Since 1984, the Bells have had two tartans: "Bell of the Borders", informally known as "Dress Blue", and "Bell South", the latter celebrating the merger of Clan Bell International and Clan Bell Descendants.
Andrew Bell (1753-1832, was born at St Andrews and went to Madras in India, where he developed the pupil-teacher system of education. Henry Bell (1767-1830) designed the "Comet", the first vessel to be propelled by steam on a navigable river in Europe. It was built at Port Glasgow in 1812. Sir Charles Bell (1774-1842), was born in Edinburgh and pioneered work on the human nervous system. He became Professor of Anatomical Surgery at the Royal College of Surgeons in London in 1824, Principal of the Medical School at University College, London, in 1828, and Professor of Surgery at Edinburgh in 1836. The Reverend Patrick Bell (1799-1869) was born at Auchterhouse and became the Minister at Carmylie, Angus. He invented the reaping machine. Alexander Graham Bell (1846-1922) was born in Edinburgh and his parents, having emigrated to America, became Professor of Vocal Physiology at Boston University, USA. In 1876, he invented the telephone. John Jay Bell (1871-1934) was a humourist writer of such works as Wee MacGreegor and Mistress M'Leerie.

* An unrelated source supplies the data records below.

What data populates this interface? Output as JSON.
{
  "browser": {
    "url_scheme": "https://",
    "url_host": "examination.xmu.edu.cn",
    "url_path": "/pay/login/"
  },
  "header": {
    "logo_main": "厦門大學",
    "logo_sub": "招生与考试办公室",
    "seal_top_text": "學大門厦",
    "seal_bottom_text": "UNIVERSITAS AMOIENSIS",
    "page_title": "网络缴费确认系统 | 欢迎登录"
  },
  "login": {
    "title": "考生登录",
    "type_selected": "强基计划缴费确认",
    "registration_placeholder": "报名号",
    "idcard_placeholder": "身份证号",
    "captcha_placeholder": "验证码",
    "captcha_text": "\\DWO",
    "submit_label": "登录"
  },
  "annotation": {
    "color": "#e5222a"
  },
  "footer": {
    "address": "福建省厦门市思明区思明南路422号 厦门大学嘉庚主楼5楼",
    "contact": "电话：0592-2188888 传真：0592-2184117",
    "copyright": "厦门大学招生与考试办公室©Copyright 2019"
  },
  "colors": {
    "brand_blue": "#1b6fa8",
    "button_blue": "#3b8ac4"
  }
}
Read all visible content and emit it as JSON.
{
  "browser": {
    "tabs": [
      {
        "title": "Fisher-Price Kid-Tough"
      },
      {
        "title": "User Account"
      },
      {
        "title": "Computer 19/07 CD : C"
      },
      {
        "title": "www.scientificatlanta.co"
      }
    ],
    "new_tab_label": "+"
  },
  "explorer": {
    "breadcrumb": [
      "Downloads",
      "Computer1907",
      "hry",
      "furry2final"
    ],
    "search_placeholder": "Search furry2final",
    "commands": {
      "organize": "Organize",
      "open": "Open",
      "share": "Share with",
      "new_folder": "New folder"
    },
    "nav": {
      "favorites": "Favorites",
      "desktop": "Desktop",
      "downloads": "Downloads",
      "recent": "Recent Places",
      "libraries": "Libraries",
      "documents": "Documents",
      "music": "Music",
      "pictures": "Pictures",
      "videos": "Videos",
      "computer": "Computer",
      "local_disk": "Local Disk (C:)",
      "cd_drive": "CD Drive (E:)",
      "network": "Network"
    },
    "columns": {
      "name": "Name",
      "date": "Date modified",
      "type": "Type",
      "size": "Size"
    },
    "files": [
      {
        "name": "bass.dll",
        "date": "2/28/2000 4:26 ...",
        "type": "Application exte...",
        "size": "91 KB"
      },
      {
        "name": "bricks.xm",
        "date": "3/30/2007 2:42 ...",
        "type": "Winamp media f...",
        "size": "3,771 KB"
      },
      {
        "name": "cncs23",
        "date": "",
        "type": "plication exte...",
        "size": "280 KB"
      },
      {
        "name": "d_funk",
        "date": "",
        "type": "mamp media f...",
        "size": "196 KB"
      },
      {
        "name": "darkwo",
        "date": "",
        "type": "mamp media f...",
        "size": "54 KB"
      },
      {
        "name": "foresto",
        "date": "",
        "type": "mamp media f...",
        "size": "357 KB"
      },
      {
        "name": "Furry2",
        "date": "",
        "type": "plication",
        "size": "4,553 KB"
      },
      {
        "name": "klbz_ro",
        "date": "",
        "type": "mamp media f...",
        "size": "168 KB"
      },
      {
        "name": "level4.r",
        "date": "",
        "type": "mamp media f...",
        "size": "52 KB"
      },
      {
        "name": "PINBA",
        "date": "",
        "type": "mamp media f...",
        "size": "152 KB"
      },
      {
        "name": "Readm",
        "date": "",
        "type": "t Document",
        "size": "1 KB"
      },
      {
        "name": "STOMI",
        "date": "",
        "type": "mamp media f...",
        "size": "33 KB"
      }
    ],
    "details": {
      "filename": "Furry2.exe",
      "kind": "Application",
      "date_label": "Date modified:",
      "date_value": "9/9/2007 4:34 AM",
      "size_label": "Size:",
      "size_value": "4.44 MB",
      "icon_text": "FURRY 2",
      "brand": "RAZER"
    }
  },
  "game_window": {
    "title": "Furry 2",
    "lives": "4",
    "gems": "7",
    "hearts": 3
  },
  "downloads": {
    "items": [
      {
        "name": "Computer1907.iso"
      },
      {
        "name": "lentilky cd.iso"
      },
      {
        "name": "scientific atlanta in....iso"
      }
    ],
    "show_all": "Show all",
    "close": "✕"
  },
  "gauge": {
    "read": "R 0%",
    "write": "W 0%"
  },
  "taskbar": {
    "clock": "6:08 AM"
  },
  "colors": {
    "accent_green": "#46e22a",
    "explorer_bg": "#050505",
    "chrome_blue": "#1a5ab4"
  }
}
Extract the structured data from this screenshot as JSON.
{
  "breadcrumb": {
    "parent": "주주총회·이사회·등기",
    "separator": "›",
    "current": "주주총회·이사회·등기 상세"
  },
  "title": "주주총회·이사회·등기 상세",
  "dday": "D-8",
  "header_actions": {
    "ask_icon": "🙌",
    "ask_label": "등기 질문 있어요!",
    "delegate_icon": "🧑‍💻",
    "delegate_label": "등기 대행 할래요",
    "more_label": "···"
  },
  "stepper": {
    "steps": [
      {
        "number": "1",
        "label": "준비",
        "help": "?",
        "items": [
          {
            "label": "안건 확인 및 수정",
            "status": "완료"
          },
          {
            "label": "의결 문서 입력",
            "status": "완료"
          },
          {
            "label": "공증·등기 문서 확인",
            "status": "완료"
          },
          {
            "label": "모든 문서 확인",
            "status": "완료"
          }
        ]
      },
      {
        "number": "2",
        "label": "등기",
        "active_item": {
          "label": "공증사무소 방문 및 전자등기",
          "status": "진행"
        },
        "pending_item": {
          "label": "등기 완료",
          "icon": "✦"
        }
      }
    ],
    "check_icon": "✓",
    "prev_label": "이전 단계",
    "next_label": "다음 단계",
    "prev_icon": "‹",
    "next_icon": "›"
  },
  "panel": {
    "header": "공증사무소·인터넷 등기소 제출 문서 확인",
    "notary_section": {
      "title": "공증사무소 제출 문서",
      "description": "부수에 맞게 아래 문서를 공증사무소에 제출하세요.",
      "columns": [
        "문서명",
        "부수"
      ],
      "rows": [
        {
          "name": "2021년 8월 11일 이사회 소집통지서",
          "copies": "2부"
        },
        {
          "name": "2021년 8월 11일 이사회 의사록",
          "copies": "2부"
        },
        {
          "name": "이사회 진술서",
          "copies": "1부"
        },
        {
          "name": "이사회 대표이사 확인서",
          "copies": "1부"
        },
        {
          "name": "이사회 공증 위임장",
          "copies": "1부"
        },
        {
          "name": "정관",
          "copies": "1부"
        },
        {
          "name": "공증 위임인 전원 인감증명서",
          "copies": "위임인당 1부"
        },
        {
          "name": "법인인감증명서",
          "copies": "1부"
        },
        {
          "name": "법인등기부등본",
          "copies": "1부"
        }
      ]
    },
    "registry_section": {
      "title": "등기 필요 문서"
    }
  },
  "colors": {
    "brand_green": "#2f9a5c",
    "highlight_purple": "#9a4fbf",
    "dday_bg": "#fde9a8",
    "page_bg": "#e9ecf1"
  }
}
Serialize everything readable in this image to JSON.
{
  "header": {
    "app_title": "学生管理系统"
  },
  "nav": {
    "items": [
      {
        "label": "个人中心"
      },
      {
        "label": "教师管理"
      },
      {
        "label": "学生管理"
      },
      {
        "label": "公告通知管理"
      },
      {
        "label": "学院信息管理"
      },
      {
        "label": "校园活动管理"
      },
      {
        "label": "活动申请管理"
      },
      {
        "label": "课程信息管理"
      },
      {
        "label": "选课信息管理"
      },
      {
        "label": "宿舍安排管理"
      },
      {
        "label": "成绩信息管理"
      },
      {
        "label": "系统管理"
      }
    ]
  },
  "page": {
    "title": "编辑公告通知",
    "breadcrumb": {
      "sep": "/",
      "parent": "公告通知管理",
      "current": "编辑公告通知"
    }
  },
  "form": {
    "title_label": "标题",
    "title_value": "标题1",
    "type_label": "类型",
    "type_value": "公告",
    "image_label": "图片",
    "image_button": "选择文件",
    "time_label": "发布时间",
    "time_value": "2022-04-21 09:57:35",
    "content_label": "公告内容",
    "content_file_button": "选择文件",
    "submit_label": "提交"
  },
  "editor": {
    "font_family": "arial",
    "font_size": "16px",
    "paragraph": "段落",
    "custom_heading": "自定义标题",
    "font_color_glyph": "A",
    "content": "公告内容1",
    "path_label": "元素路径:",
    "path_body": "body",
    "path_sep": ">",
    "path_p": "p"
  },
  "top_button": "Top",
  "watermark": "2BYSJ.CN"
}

Places of Interest: Blackethouse Tower in the Parish of Middlebie, Annandale, Dumfriesshire was destroyed in an English raid in 1547. Bell's Brae, in the Dean Village of Edinburgh, was named after Walter Bell, a miller here. Bell's Wynd, in the old Town of Edinburgh, was named after John Bell's brewery, to which it led in the 16th century.
Surname distribution within Scotland: Most instances of the Bell surname occur in the Scottish Borders (Berwickshire, Peeblesshire, Roxburghshire, Selkirkshire and part of Midlothian) and Dumfries and Galloway (Dumfriesshire, Kirkcudbrightshire and Wigtownshire).